As with any revolutionary technology that offers the potential to disrupt institutions like banks and national currency regulators – with complete anonymity — Bitcoin has come under intense scrutiny by law enforcement agencies.  Several high profile arrests have been made amid allegations of money laundering via dollars-to-Bitcoin exchanges and arranging illegal sales of firearms and drugs.

Nonetheless, the industry is booming and it is intensely competitive.  Mining now involves a prodigious amount of data processing.  In a process called “hashing, “miners compete to perform complex algorithms 24 hours a day.  If they come up with the right answers before competitors do, they win a block of 25 new Bitcoins from the virtual currency’s decentralized network.

The system’s anonymous creator (or group of programmers) known only as Satoshi Nakamoto, set up the system so that no more Bitcoins will be created after 2140.  It also capped the total amount of Bitcoins at 21 million.  And, Satoshi Nakamoto has disappeared from the planet.

According to The New York Times, a little more than half of all Bitcoins are already out in the world, but because the system will release Bitcoins at a progressively slower rate – the system is designed to make the algorithms increasingly difficult to solve — the work of mining could take more than 100 years.  A recent Times article reported: “The work the computers do is akin to guessing at a lottery number.  The faster the computers run, the better chance of guessing that right number and winning valuable coins.”

Currently computers mine about 3,600 Bitcoins a day, taxing computing capacity in the process.

“Bitcoin is pushing the limits of semi-conductor processing,” said Hans Olsen, one of the event panelists, a veteran semi-conducting executive and former chief executive officer of Alydian.

Today, all of the machines dedicated to mining Bitcoin have a computing power about 4,500 times the capacity of the United States government’s mightiest supercomputer, the IBM Sequoia, according to calculations done by Michael B. Taylor, a professor at the University of California, San Diego.  The computing capacity of the Bitcoin network has grown by around 30,000 percent since the beginning of the year.

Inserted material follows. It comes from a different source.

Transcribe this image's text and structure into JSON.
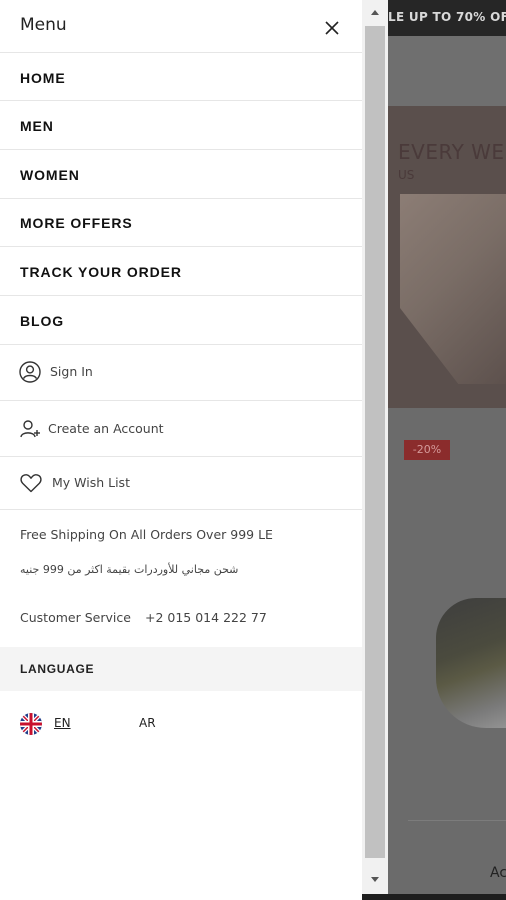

John Ford, Vice President of Sabey Data Centers, said, “It is no coincidence that Washington State is a hub in Bitcoin’s explosive growth, thanks to our computer-friendly inexpensive hydroelectric power and cool climate.  Sabey Data Centers currently supports the Bitcoin industry in several of our data centers.”

At the Tech in Focus event, Mr. Englund of the Bitcoin Foundation stated that there are plenty of opportunities for entrepreneurs to invest in Bitcoin’s infrastructure, everything from ATMs to exchanges.

Bitcoin Frenzy

About Sabey Data Centers

With a portfolio of more than three million square feet of mission critical space, Sabey Data Centers is one of the oldest and largest privately owned multi-tenant data center owner/developer/operators in the United States.  Sabey specializes in scalable, custom-built solutions including data center ready shell space and fully turnkey data centers managed by Sabey’s award-winning critical environment staff. Consistently recognized for its reputation for operational excellence through its world-class data centers and sustained uptime, Sabey is proud to provide data center services to many of the world’s top financial, technology and healthcare companies.

About WTIA

WTIA creates meaningful connections between technology professionals and organizations that expand opportunities, increase collaboration, and drive business success. As the independent voice of technology in Washington, WTIA provides tangible benefits through effective advocacy, access to resources, and high-impact professional networking. WTIA supports workforce development and helps promote and sustain a vibrant climate for technology industry growth.

About Wowrack

Wow Technologies, Inc. (dba Wowrack and Coloinseattle) is a cloud service provider; offering various Hosting services including Managed Hosting Solutions, Dedicated Server Solutions, Colocation, Virtualization, Bandwidth Delivery and Managed Services. Our competency includes being able to design, provision, implement, manage and monitor high traffic websites that require high availability and redundant infrastructure. For more information please visit:

PR Archives: Latest, By Company, By Date